Comparing whole grains to refined grains
Diabetics should stick to a diet that reduce the risk of contracting cancer, heart diseases and manage weight. It should contain all the essential nutrients including fiber and less of sodium and saturated fats. In terms of nutrients and fiber whole grains carries the day compared to refined grains. Some of the nutrients found in whole grains and not in refined grains are vitamins B, fatty acids and phytochemicals. However, don’t consume too much of it due to the simple fact that whole grains bagels are rich in carbohydrates. In your dietary plan, count consuming bagels as a starch food.
Bagel for breakfast

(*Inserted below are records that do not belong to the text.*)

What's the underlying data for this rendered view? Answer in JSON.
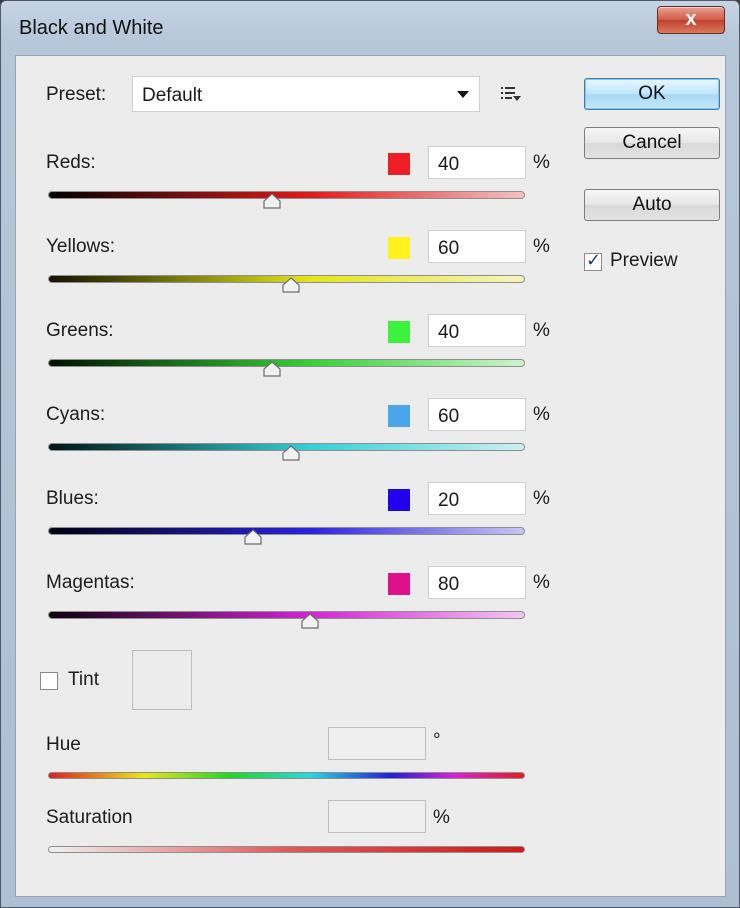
{
  "window": {
    "title": "Black and White",
    "close_glyph": "x"
  },
  "preset": {
    "label": "Preset:",
    "value": "Default",
    "menu_icon": "list-menu-icon"
  },
  "buttons": {
    "ok": "OK",
    "cancel": "Cancel",
    "auto": "Auto"
  },
  "preview": {
    "label": "Preview",
    "checked": true,
    "check_glyph": "✓"
  },
  "sliders": [
    {
      "label": "Reds:",
      "value": "40",
      "unit": "%",
      "color": "#ee1f24",
      "gradient": [
        "#000000",
        "#e21a1a",
        "#f2c2c2"
      ],
      "level": 0.47
    },
    {
      "label": "Yellows:",
      "value": "60",
      "unit": "%",
      "color": "#fff21f",
      "gradient": [
        "#111100",
        "#e5e51a",
        "#f7f3c0"
      ],
      "level": 0.51
    },
    {
      "label": "Greens:",
      "value": "40",
      "unit": "%",
      "color": "#3cf23c",
      "gradient": [
        "#001000",
        "#37d037",
        "#cdf4cd"
      ],
      "level": 0.47
    },
    {
      "label": "Cyans:",
      "value": "60",
      "unit": "%",
      "color": "#4aa6e8",
      "gradient": [
        "#001414",
        "#34d0d8",
        "#cdf0f4"
      ],
      "level": 0.51
    },
    {
      "label": "Blues:",
      "value": "20",
      "unit": "%",
      "color": "#2200ee",
      "gradient": [
        "#000010",
        "#2a23e0",
        "#c9c6f4"
      ],
      "level": 0.43
    },
    {
      "label": "Magentas:",
      "value": "80",
      "unit": "%",
      "color": "#e0108c",
      "gradient": [
        "#100010",
        "#d523d5",
        "#f4c6f4"
      ],
      "level": 0.55
    }
  ],
  "tint": {
    "label": "Tint",
    "checked": false
  },
  "hue": {
    "label": "Hue",
    "value": "",
    "unit": "°"
  },
  "saturation": {
    "label": "Saturation",
    "value": "",
    "unit": "%"
  }
}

In order to ensure that there is no sudden spike in the blood sugar levels you should ensure that you eat a balanced diet. A balanced breakfast should contain, quarter fruit, quarter protein and half starch foods as recommended by ADA. Whole grain bagel being rich in starch firsts perfectly in this dietary plan as long as you eat it with other health fruits and proteins such as fresh blueberries that are stirred into a low- fat cheese. You can also apply almond butter on your bagel then add a few slices of fresh banana.

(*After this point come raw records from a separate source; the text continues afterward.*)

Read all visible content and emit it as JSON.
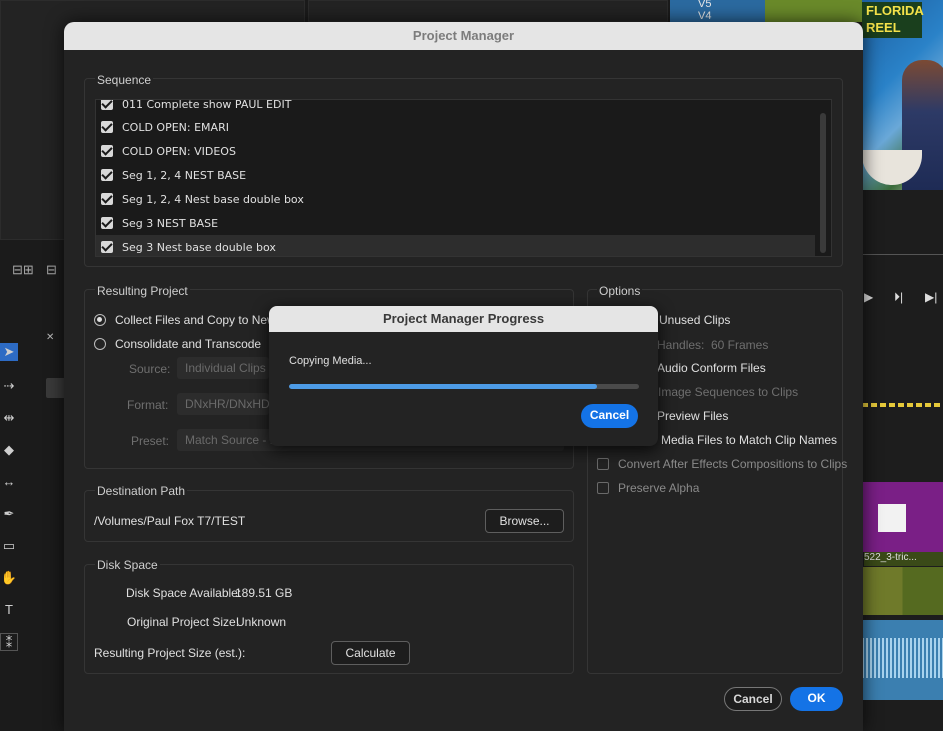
{
  "background": {
    "video_labels": [
      "V5",
      "V4"
    ],
    "logo_text": [
      "FLORIDA",
      "REEL"
    ],
    "clip_name": "522_3-tric..."
  },
  "dialog": {
    "title": "Project Manager",
    "sequence": {
      "label": "Sequence",
      "items": [
        {
          "label": "011 Complete show PAUL EDIT",
          "checked": true
        },
        {
          "label": "COLD OPEN: EMARI",
          "checked": true
        },
        {
          "label": "COLD OPEN: VIDEOS",
          "checked": true
        },
        {
          "label": "Seg 1, 2, 4 NEST BASE",
          "checked": true
        },
        {
          "label": "Seg 1, 2, 4 Nest base double box",
          "checked": true
        },
        {
          "label": "Seg 3 NEST BASE",
          "checked": true
        },
        {
          "label": "Seg 3 Nest base double box",
          "checked": true
        }
      ]
    },
    "resulting_project": {
      "label": "Resulting Project",
      "option_collect": "Collect Files and Copy to New L",
      "option_consolidate": "Consolidate and Transcode",
      "source_label": "Source:",
      "source_value": "Individual Clips",
      "format_label": "Format:",
      "format_value": "DNxHR/DNxHD M",
      "preset_label": "Preset:",
      "preset_value": "Match Source - D"
    },
    "options": {
      "label": "Options",
      "unused_clips": "Unused Clips",
      "handles_label": "Handles:",
      "handles_value": "60 Frames",
      "audio_conform": "Audio Conform Files",
      "image_sequences": "Image Sequences to Clips",
      "preview_files": "Preview Files",
      "rename_media": "Media Files to Match Clip Names",
      "convert_ae": "Convert After Effects Compositions to Clips",
      "preserve_alpha": "Preserve Alpha"
    },
    "destination": {
      "label": "Destination Path",
      "path": "/Volumes/Paul Fox T7/TEST",
      "browse": "Browse..."
    },
    "disk_space": {
      "label": "Disk Space",
      "available_label": "Disk Space Available:",
      "available_value": "189.51 GB",
      "original_label": "Original Project Size:",
      "original_value": "Unknown",
      "resulting_label": "Resulting Project Size (est.):",
      "calculate": "Calculate"
    },
    "cancel": "Cancel",
    "ok": "OK"
  },
  "progress": {
    "title": "Project Manager Progress",
    "status": "Copying Media...",
    "fraction": 0.88,
    "cancel": "Cancel",
    "accent": "#1473e6"
  }
}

Dinner and lunch
A fresh bagel sandwich will make a healthy option for either dinner or lunch. To make it a balanced diet you can to it with skinless turkey breasts to add proteins and any vegetable that is not rich in starch. Examples of such a vegetable include romaine, arugula, onions, baby spinach, red paper celery or cucumber. Other than using mayonnaise as a flavor use black pepper since it doesn’t contain saturated fats and doesn’t add in calories.
How to include bagel in your day to day diet
If you don’t know how to make bagel part of your day to day diet there is nothing to worry about. We have a complete guide on how you can do this:
- If you are diabetic and extra cautious about your blood sugar levels you should consider consuming whole grains and not refined grains.
- If you have to choose go for whole grains that are derived from whole wheat flour since they are rich in nutrients that you can’t get in any other whole grain bagel. Some of these nutrients are fatty acids, phytochemicals and vitamins. All these nutrients play a major role in helping the body manage the blood sugar levels.
- Bagels being rich in starch should be consumed together with other healthy foods to make it a balanced diet. Some of the foods that are healthy to consume with bagels are vegetables, fruits and other foods rich in proteins.
- Only consume a small portion of it.
- Keep track of the nutrients you eat in each meal
- A healthy dinner and lunch should contain ½ non-starchy vegetables, ¼ starch and ¼ proteins.
- A healthy breakfast should contain ½ starchy foods, ¼ fresh fruits and ¼ proteins.
This means that you can include whole grain bagels in just any meal.
Low carb bagels
Typically, bagels are very rich in carbs and for this reason it is not recommended for people with diabetes since it might spike the blood sugar levels. However, by any chance if you get to know how to make bagels that are low in carbs then you will have made a huge step in fighting diabetes. Here are a few tips on how you can prepare bagels that are low in carbohydrates:
- ¼ cup of butter or coconut oil
- ¼ cup coconut flour
- ¼ cup whey protein
- Baking powder
Mix eggs, butter, coconut oil spices in a preheated oven. On the other hand mix baking powder, whey protein and coconut separately. The two separate mixtures should be blended in for approximately 15-20 minutes. The end product is a low carbohydrate bagel. This is not the only way in which you can make bagel that is low in carbs, there are other ways. Be careful on the ingredients you use and they should be accounted for in your dietary plan.
Things to consider
The fact that whole grain bagels are rich in protein doesn’t mean that this should be your only source of starch. You should include starch from other sources as well. Healthy options include starchy vegetables and legumes. Other sources include corn, green peas, beans, brown rice, lentils, parsnip, wild rice, plantains and butternut. If you have had previous complication or under other medications kindly consult your doctor!